By Betty Carpick
Under the pervasive glow of computer screens in dark basements, Shayne Ehman and Seth Scriver spent eight years shaping and producing Asphalt Watches (2013). Their 94-minute hand-drawn, Flash animated, autobiographical film won Best Canadian First Feature at the 2013 Toronto International Film Festival and has toured extensively.
Since then, Ehman, an experimental and multidisciplinary artist, has been exploring ideas that allow him to get outside and explore the environment. Born in Athabasca, Alberta, Ehman has lived in Thunder Bay since 2012. It’s evident to him that we exist alongside, and as a part of, nature. As the result of a lifelong interest in the natural environment,he can identify wild plants and knows their value for nourishment and healing. Ehman is particularly interested in the ways that plants communicate with one another and the unimaginable things that happen, seen and unseen, in the forest.
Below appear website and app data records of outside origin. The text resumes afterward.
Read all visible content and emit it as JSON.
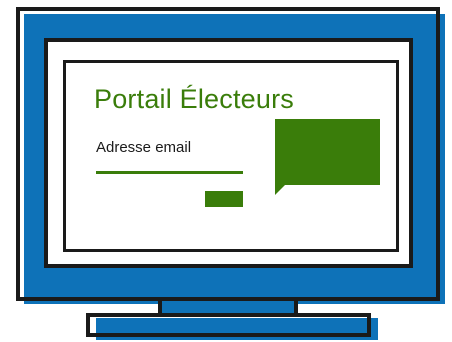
{
  "portal": {
    "title": "Portail Électeurs",
    "email_label": "Adresse email"
  },
  "colors": {
    "monitor": "#0e72b8",
    "accent": "#3a7d0a",
    "outline": "#1a1a1a"
  },
  "icons": {
    "chat": "speech-bubble-icon"
  }
}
“His recent work is a return to the physical act of making, the direction of his practice before Asphalt Watches. Ehman likes to meet his work halfway, “I try to recognize the inherent energy of the objects and materials I work with. In this way, the art making process becomes a sort of conversation,” he says.
“The natural light and the intricate details of the Northwestern landscape are an ideal backdrop for using his sculptures as props for stop-motion animation. Giant eyeballs gazing from a bed of delicate foamy grey-green reindeer lichen, and a bleached brain sculpture with two miniature brain sculptures are springboards for epiphanies—for him and for others. ‘There’s something about lichen,” says Ehman. “It reminds me of the colour of light that I see when I close my eyes.”
Ehman’s examination of nature has also inspired poems, which he has recorded and punctuated with sparse musical and sound elements into a 25-minute limited-edition LP.
The main theme of the exhibition is the looping of systems of perception and language. The elasticity of the narrative and the imagery open up a world of possibilities, much like what nature offers. And, like nature, there’s humour. Which leaves the question, how much of this exhibit is about Shayne Ehman’s sense of humour and how much is dead serious?
The Thunder Bay Art Gallery will hosting Ehman work in Hand To Eye To Land To Sky from September 18 to November 15, 2015. Nadia Kurd, the show’s curator says, “This exhibition aligns perfectly with the gallery’s mandate to show contemporary art in the region. It’s sure to evoke intrigue and laughter.”